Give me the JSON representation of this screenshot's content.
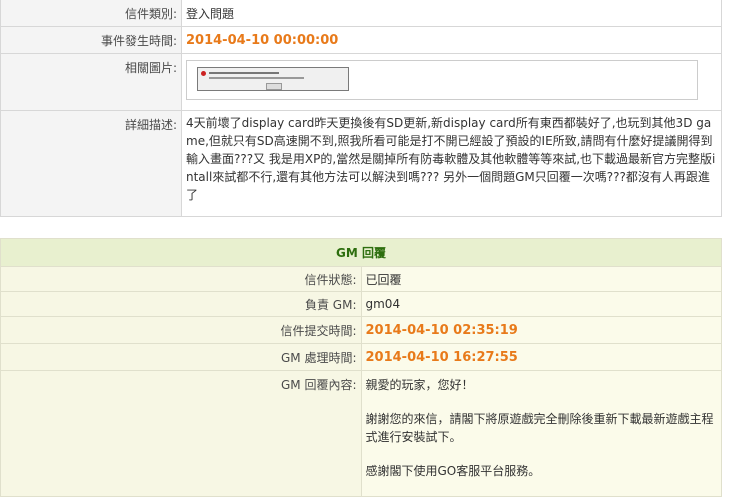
{
  "ticket": {
    "category_label": "信件類別:",
    "category_value": "登入問題",
    "event_time_label": "事件發生時間:",
    "event_time_value": "2014-04-10 00:00:00",
    "images_label": "相關圖片:",
    "description_label": "詳細描述:",
    "description_value": "4天前壞了display card昨天更換後有SD更新,新display card所有東西都裝好了,也玩到其他3D game,但就只有SD高速開不到,照我所看可能是打不開已經設了預設的IE所致,請問有什麼好提議開得到輸入畫面???又 我是用XP的,當然是關掉所有防毒軟體及其他軟體等等來試,也下載過最新官方完整版intall來試都不行,還有其他方法可以解決到嗎??? 另外一個問題GM只回覆一次嗎???都沒有人再跟進了"
  },
  "gm_reply": {
    "header": "GM 回覆",
    "status_label": "信件狀態:",
    "status_value": "已回覆",
    "gm_label": "負責 GM:",
    "gm_value": "gm04",
    "submit_time_label": "信件提交時間:",
    "submit_time_value": "2014-04-10 02:35:19",
    "process_time_label": "GM 處理時間:",
    "process_time_value": "2014-04-10 16:27:55",
    "content_label": "GM 回覆內容:",
    "content_greeting": "親愛的玩家，您好！",
    "content_body": "謝謝您的來信，請閣下將原遊戲完全刪除後重新下載最新遊戲主程式進行安裝試下。",
    "content_closing": "感謝閣下使用GO客服平台服務。"
  }
}
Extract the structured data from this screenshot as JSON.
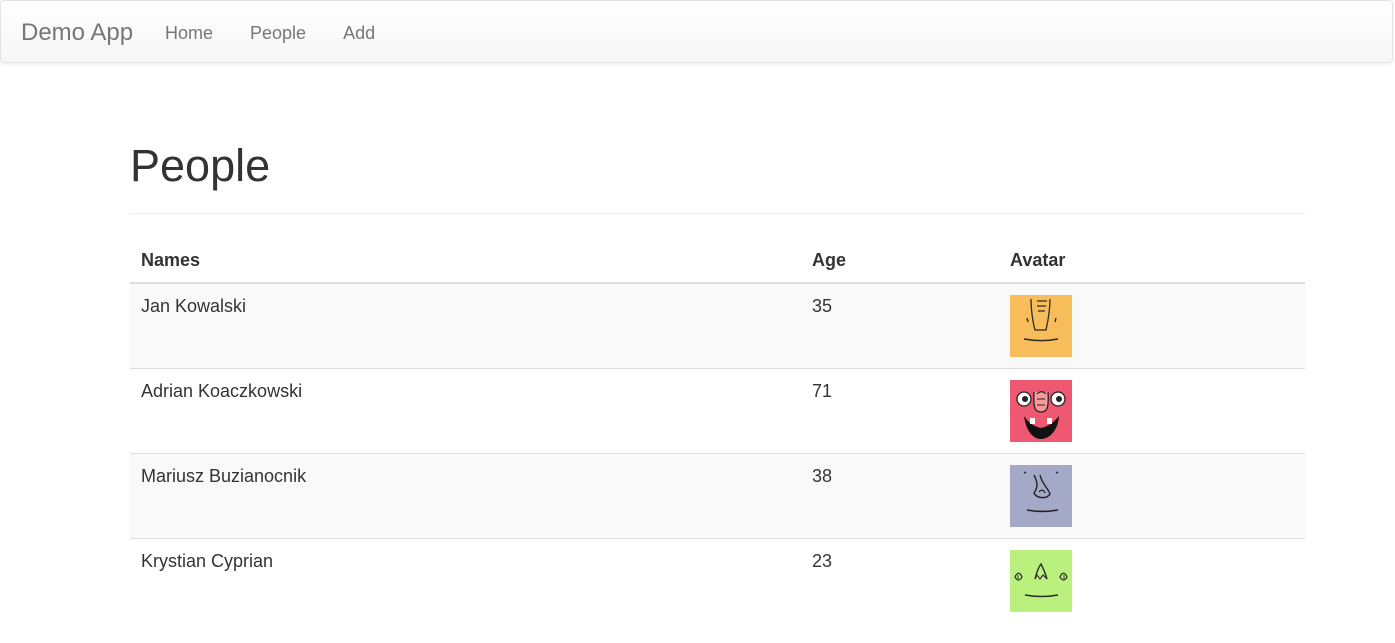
{
  "app": {
    "brand": "Demo App",
    "nav": [
      {
        "label": "Home"
      },
      {
        "label": "People"
      },
      {
        "label": "Add"
      }
    ]
  },
  "page": {
    "title": "People"
  },
  "table": {
    "headers": {
      "names": "Names",
      "age": "Age",
      "avatar": "Avatar"
    },
    "rows": [
      {
        "name": "Jan Kowalski",
        "age": "35",
        "avatar_icon": "orange-face-avatar-icon",
        "avatar_color": "#f7bd5b"
      },
      {
        "name": "Adrian Koaczkowski",
        "age": "71",
        "avatar_icon": "red-face-avatar-icon",
        "avatar_color": "#ee5870"
      },
      {
        "name": "Mariusz Buzianocnik",
        "age": "38",
        "avatar_icon": "lavender-face-avatar-icon",
        "avatar_color": "#a5a9c8"
      },
      {
        "name": "Krystian Cyprian",
        "age": "23",
        "avatar_icon": "green-face-avatar-icon",
        "avatar_color": "#b9f07e"
      }
    ]
  }
}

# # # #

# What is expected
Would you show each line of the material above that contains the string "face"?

# Task solution
        "avatar_icon": "orange-face-avatar-icon",
        "avatar_icon": "red-face-avatar-icon",
        "avatar_icon": "lavender-face-avatar-icon",
        "avatar_icon": "green-face-avatar-icon",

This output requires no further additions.